College Technology

California Community Colleges

State Recommended or Provided Tools & Resources

As part of my final project for the California Community College CISOA (Chief Information Systems Officers’ Association) Certification, I found myself researching State provided solutions for Instructional Technologists.  There were so many things that I did not know existed and were available freely to our colleges.  After completing my presentation I knew I needed to expand the project into a website so everyone could benefit.  This is an unfunded, hobby project built on my personal time and not directly associated with the State Chancellor’s Office.

The website has multiple sections:

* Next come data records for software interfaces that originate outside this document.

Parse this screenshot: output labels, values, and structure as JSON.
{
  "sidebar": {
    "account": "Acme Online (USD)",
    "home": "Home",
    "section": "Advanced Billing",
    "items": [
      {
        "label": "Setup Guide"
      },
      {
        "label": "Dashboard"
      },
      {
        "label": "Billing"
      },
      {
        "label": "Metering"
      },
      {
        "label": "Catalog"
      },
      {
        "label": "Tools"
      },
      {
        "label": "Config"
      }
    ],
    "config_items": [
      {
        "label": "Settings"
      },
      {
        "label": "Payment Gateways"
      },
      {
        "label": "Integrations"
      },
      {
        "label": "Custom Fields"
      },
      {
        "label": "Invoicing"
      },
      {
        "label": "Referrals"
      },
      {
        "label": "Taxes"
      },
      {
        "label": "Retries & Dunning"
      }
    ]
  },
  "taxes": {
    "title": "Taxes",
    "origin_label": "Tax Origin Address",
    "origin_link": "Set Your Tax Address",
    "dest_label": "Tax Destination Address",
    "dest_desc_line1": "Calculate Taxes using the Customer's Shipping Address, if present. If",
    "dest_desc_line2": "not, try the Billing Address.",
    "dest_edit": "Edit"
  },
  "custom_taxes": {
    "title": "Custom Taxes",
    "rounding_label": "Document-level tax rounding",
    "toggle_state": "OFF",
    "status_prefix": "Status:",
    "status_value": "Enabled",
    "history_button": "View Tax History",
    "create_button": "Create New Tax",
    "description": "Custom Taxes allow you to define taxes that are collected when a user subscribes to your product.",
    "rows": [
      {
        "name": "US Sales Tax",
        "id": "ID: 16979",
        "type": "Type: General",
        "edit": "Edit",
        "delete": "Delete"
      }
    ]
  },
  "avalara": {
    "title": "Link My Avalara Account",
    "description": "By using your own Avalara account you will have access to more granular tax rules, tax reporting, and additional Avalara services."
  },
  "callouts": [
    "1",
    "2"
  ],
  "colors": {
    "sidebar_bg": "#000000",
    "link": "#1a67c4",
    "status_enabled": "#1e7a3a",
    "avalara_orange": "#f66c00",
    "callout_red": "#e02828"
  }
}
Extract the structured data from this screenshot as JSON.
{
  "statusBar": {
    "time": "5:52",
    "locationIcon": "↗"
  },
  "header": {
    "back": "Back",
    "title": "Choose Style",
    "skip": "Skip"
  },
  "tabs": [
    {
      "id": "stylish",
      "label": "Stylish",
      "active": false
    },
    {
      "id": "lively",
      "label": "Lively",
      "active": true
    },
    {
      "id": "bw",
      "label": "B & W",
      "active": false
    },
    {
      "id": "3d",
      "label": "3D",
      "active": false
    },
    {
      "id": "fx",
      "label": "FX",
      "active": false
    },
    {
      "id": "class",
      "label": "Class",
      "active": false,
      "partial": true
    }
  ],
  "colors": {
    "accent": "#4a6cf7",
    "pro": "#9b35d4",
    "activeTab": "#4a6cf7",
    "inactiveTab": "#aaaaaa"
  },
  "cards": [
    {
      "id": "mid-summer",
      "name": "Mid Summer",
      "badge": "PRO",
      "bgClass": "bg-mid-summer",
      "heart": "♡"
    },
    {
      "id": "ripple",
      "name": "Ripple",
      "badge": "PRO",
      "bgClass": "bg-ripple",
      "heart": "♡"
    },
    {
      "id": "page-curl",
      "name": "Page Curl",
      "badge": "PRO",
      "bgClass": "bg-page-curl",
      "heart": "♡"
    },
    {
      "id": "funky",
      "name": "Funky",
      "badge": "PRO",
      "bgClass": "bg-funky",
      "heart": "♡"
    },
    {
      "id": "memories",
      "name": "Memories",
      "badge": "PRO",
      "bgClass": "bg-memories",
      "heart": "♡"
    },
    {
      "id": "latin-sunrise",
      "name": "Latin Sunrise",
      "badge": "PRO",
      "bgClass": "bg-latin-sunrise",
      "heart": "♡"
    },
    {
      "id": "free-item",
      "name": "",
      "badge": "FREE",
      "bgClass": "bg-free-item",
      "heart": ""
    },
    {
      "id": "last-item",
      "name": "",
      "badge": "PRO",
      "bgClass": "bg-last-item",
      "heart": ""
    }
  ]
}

  • Search all 114 Community Colleges: A consolidated google search that only returns results from the 114 california community college websites.
  • Accessibility: A listing of state-provided accessibility tools & sites
  • .EDU Email Perks: A listing of discounts available to students, faculty & staff with .edu email addresses
  • Instructional Technology: A listing of technology resources focused on teaching and learning.
  • State-Created Services: The State Chancellor’s Office is sometimes faced with initiatives or unique challenges that require the development of new and innovative solutions to be developed from scratch.
  • State Discounted Tools: Listing of solutions vetted by the State Chancellor’s Office who provide discounts to California Community Colleges based on state negotiated pricing.
  • State License Software: Software purchased by the state and made available to you for free or subsidized.
  • Support Resources: Documentation, Training, and Communities for Higher Education Solutions.
  • News: Parsed feeds of TechEdge and Chancellor’s Office Newsletters
  • College Technology Plans: A listing of all 114 California Community Colleges and their technology plans (for the ones that I could find).  Each plan is indexed using Natural Language Processing APIs, that allow you to automatically and intelligently parse chunks of text into groups.  It can extract names, organizations, products, etc… into individual “entities” and then you can link the “entities” to Google’s knowledge graph to quickly pull description data and even trends.  At a glance, you can quickly see which colleges tech plans are updated, what the overlapping themes are and find out which technologies each college is using.